1.  actual physical presence in Canada;  2. if outside Canada accompanying a Canadian citizen spouse or common-law partner or is a child accompanying a parent;  3. if outside Canada and employed full-time by a Canadian  business or in the public service of Canada or a province; and 
4.  if an accompanying spouse, common-law partner or child of a permanent resident who is employed full-time by a Canadian business or is in the public service of Canada or a province.

Although the residency requirement has become less stringent than the former six-months-for-every-year rule, there are other areas where longer physical presence may be important for permanent residents.  One of these areas is that of maintaining provincial health insurance coverage.  In Ontario, the required physical presence in Canada to maintain provincial health insurance coverage is at least 153 days (approximately five months) every year.

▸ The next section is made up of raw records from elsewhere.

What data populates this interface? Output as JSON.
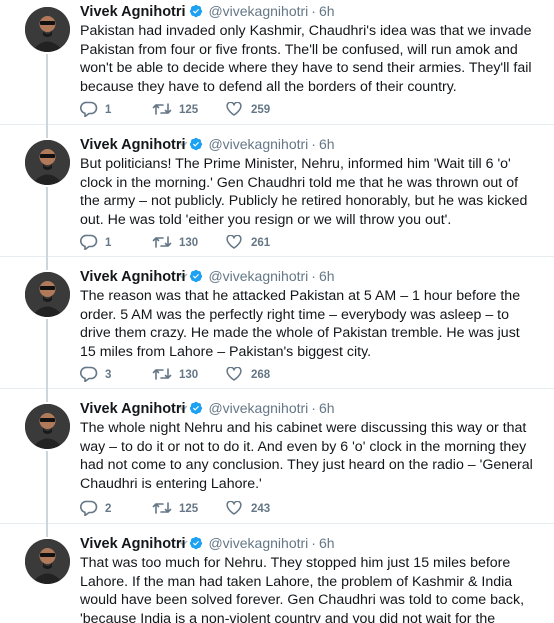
{
  "thread": {
    "tweets": [
      {
        "name": "Vivek Agnihotri",
        "handle": "@vivekagnihotri",
        "dot": "·",
        "time": "6h",
        "text": "Pakistan had invaded only Kashmir, Chaudhri's idea was that we invade Pakistan from four or five fronts. The'll be confused, will run amok and won't be able to decide where they have to send their armies. They'll fail because they have to defend all the borders of their country.",
        "replies": "1",
        "retweets": "125",
        "likes": "259"
      },
      {
        "name": "Vivek Agnihotri",
        "handle": "@vivekagnihotri",
        "dot": "·",
        "time": "6h",
        "text": "But politicians! The Prime Minister, Nehru, informed him 'Wait till 6 'o' clock in the morning.' Gen Chaudhri told me that he was thrown out of the army – not publicly. Publicly he retired honorably, but he was kicked out. He was told 'either you resign or we will throw you out'.",
        "replies": "1",
        "retweets": "130",
        "likes": "261"
      },
      {
        "name": "Vivek Agnihotri",
        "handle": "@vivekagnihotri",
        "dot": "·",
        "time": "6h",
        "text": "The reason was that he attacked Pakistan at 5 AM – 1 hour before the order. 5 AM was the perfectly right time – everybody was asleep – to drive them crazy. He made the whole of Pakistan tremble. He was just 15 miles from Lahore – Pakistan's biggest city.",
        "replies": "3",
        "retweets": "130",
        "likes": "268"
      },
      {
        "name": "Vivek Agnihotri",
        "handle": "@vivekagnihotri",
        "dot": "·",
        "time": "6h",
        "text": "The whole night Nehru and his cabinet were discussing this way or that way – to do it or not to do it. And even by 6 'o' clock in the morning they had not come to any conclusion. They just heard on the radio – 'General Chaudhri is entering Lahore.'",
        "replies": "2",
        "retweets": "125",
        "likes": "243"
      },
      {
        "name": "Vivek Agnihotri",
        "handle": "@vivekagnihotri",
        "dot": "·",
        "time": "6h",
        "text": "That was too much for Nehru. They stopped him just 15 miles before Lahore. If the man had taken Lahore, the problem of Kashmir & India would have been solved forever. Gen Chaudhri was told to come back, 'because India is a non-violent country and you did not wait for the order.'"
      }
    ]
  },
  "icons": {
    "verified": "verified-badge-icon",
    "reply": "reply-icon",
    "retweet": "retweet-icon",
    "like": "like-icon",
    "caret": "chevron-down-icon"
  },
  "colors": {
    "verified": "#1da1f2",
    "meta": "#657786",
    "text": "#14171a",
    "thread_line": "#ccd6dd",
    "divider": "#e6ecf0"
  }
}
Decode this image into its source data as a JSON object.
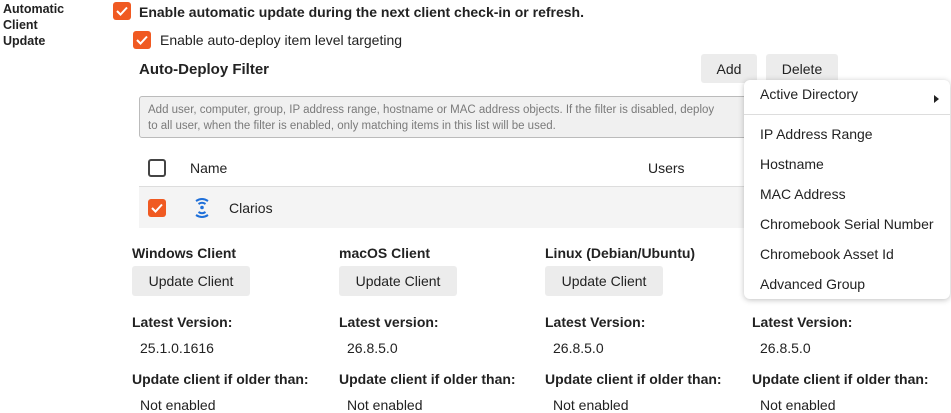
{
  "section": {
    "label_line1": "Automatic",
    "label_line2": "Client",
    "label_line3": "Update"
  },
  "enable_update": {
    "label": "Enable automatic update during the next client check-in or refresh."
  },
  "auto_deploy": {
    "label": "Enable auto-deploy item level targeting"
  },
  "filter": {
    "title": "Auto-Deploy Filter",
    "add_label": "Add",
    "delete_label": "Delete",
    "hint_line1": "Add user, computer, group, IP address range, hostname or MAC address objects. If the filter is disabled, deploy",
    "hint_line2": "to all user, when the filter is enabled, only matching items in this list will be used.",
    "columns": {
      "name": "Name",
      "users": "Users"
    },
    "rows": [
      {
        "name": "Clarios",
        "icon": "network-icon",
        "checked": true
      }
    ]
  },
  "clients": [
    {
      "title": "Windows Client",
      "button": "Update Client",
      "latest_label": "Latest Version:",
      "latest_value": "25.1.0.1616",
      "older_label": "Update client if older than:",
      "older_value": "Not enabled"
    },
    {
      "title": "macOS Client",
      "button": "Update Client",
      "latest_label": "Latest version:",
      "latest_value": "26.8.5.0",
      "older_label": "Update client if older than:",
      "older_value": "Not enabled"
    },
    {
      "title": "Linux (Debian/Ubuntu)",
      "button": "Update Client",
      "latest_label": "Latest Version:",
      "latest_value": "26.8.5.0",
      "older_label": "Update client if older than:",
      "older_value": "Not enabled"
    },
    {
      "title": "",
      "button": "",
      "latest_label": "Latest Version:",
      "latest_value": "26.8.5.0",
      "older_label": "Update client if older than:",
      "older_value": "Not enabled"
    }
  ],
  "menu": {
    "items": [
      {
        "label": "Active Directory",
        "has_submenu": true
      },
      {
        "label": "IP Address Range"
      },
      {
        "label": "Hostname"
      },
      {
        "label": "MAC Address"
      },
      {
        "label": "Chromebook Serial Number"
      },
      {
        "label": "Chromebook Asset Id"
      },
      {
        "label": "Advanced Group"
      }
    ]
  },
  "colors": {
    "accent": "#f05a22",
    "network_icon": "#1e6fd9"
  }
}
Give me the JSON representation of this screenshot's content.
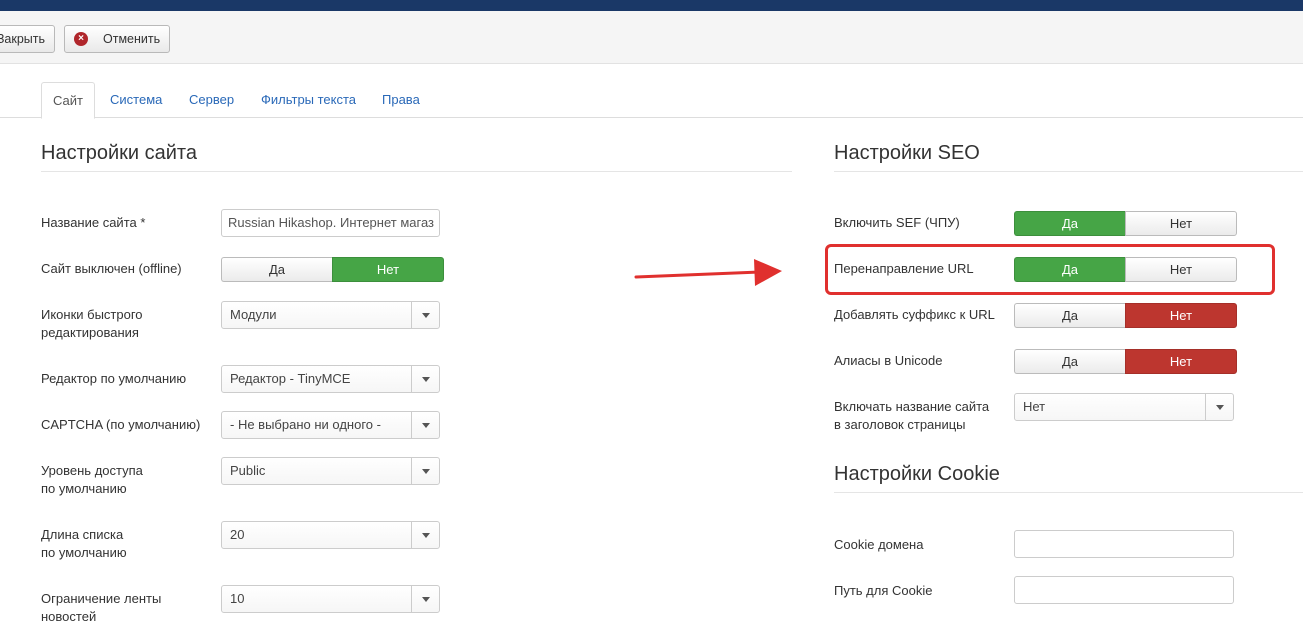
{
  "toolbar": {
    "close_label": "Закрыть",
    "cancel_label": "Отменить"
  },
  "tabs": [
    {
      "label": "Сайт",
      "active": true
    },
    {
      "label": "Система"
    },
    {
      "label": "Сервер"
    },
    {
      "label": "Фильтры текста"
    },
    {
      "label": "Права"
    }
  ],
  "site": {
    "title": "Настройки сайта",
    "site_name": {
      "label": "Название сайта *",
      "value": "Russian Hikashop. Интернет магаз"
    },
    "offline": {
      "label": "Сайт выключен (offline)",
      "yes": "Да",
      "no": "Нет",
      "selected": "no"
    },
    "quick_icons": {
      "label_line1": "Иконки быстрого",
      "label_line2": "редактирования",
      "value": "Модули"
    },
    "editor": {
      "label": "Редактор по умолчанию",
      "value": "Редактор - TinyMCE"
    },
    "captcha": {
      "label": "CAPTCHA (по умолчанию)",
      "value": "- Не выбрано ни одного -"
    },
    "access": {
      "label_line1": "Уровень доступа",
      "label_line2": "по умолчанию",
      "value": "Public"
    },
    "list_length": {
      "label_line1": "Длина списка",
      "label_line2": "по умолчанию",
      "value": "20"
    },
    "feed_limit": {
      "label_line1": "Ограничение ленты",
      "label_line2": "новостей",
      "value": "10"
    }
  },
  "seo": {
    "title": "Настройки SEO",
    "sef": {
      "label": "Включить SEF (ЧПУ)",
      "yes": "Да",
      "no": "Нет",
      "selected": "yes"
    },
    "rewrite": {
      "label": "Перенаправление URL",
      "yes": "Да",
      "no": "Нет",
      "selected": "yes"
    },
    "suffix": {
      "label": "Добавлять суффикс к URL",
      "yes": "Да",
      "no": "Нет",
      "selected": "no"
    },
    "unicode": {
      "label": "Алиасы в Unicode",
      "yes": "Да",
      "no": "Нет",
      "selected": "no"
    },
    "sitename_in_title": {
      "label_line1": "Включать название сайта",
      "label_line2": "в заголовок страницы",
      "value": "Нет"
    }
  },
  "cookie": {
    "title": "Настройки Cookie",
    "domain": {
      "label": "Cookie домена",
      "value": ""
    },
    "path": {
      "label": "Путь для Cookie",
      "value": ""
    }
  },
  "colors": {
    "header_bar": "#1a3867",
    "toggle_green": "#46a546",
    "toggle_red": "#bd362f",
    "annotation_red": "#e0302e",
    "link_blue": "#2a69b8"
  }
}
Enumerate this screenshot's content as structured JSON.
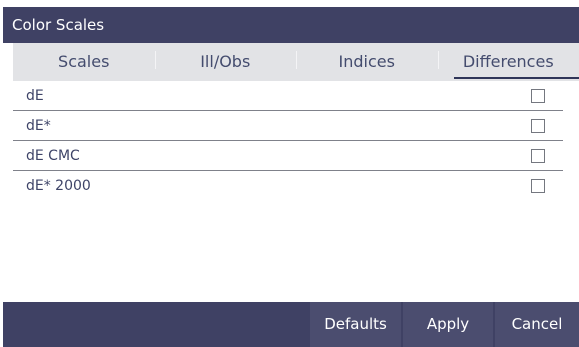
{
  "dialog": {
    "title": "Color Scales"
  },
  "tabs": [
    {
      "label": "Scales",
      "active": false
    },
    {
      "label": "Ill/Obs",
      "active": false
    },
    {
      "label": "Indices",
      "active": false
    },
    {
      "label": "Differences",
      "active": true
    }
  ],
  "rows": [
    {
      "label": "dE",
      "checked": false
    },
    {
      "label": "dE*",
      "checked": false
    },
    {
      "label": "dE CMC",
      "checked": false
    },
    {
      "label": "dE* 2000",
      "checked": false
    }
  ],
  "footer": {
    "defaults_label": "Defaults",
    "apply_label": "Apply",
    "cancel_label": "Cancel"
  },
  "colors": {
    "header_bg": "#3f4164",
    "tab_bg": "#e2e3e6",
    "text": "#3e4468"
  }
}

It must also be noted that with the recent stricter assessment of PR card applications, the burden of proving that one has satisfied the residency requirement falls on the PR card applicant.   Thus, if there is no adequate evidence provided to support one’s residency claim, this could result in longer processing delays (as more documentation will be required by CIC) or worse, a refusal of the application and consequent revocation of one’s PR status.  The revocation of PR status can be appealed to the Immigration Appeal Division (IAD) of the Immigration and Refugee Board.   Aside from questions of law and possible denial of natural justice, the IAD also has jurisdiction to consider humanitarian and compassionate grounds in light of all the circumstances of the case.  However, the chances of succeeding on appeal will depend on the evidence presented and the presiding board member’s weighing of all factors involved.   

A situation or action that could spell doom for one’s permanent resident status, PR card or PRTD renewal,  is misrepresentation.  If it turns out that there was any misrepresentation of a material fact made in one’s application for a PR card, PRTD  or in the PR application itself, this can be used as a ground to initiate admissibility proceedings and may eventually lead to removal from Canada.  Some common examples of misrepresentation involve falsified residence or travel history, undisclosed marital status or criminal records. 

These issues should serve as a reminder that permanent residence in Canada is not as permanent as some might think.  Clearly, the Canadian government may take steps to revoke one’s permanent residency whenever certain conditions are not met or based on relevant legal or public policy considerations.  

Whether you need to renew a PR card or are trapped outside of Canada because you cannot obtain a PRTD, the advice of an experienced immigration legal professional may be invaluable in helping you understand and  navigate the ever-changing and complex immigration laws, rules and regulations. 

This article is meant for legal information purposes only and not intended to provide specific legal advice.  You should consult a legal professional to discuss your particular circumstances.

The author is a Canadian immigration lawyer and may be reached at deanna@santoslaw.ca.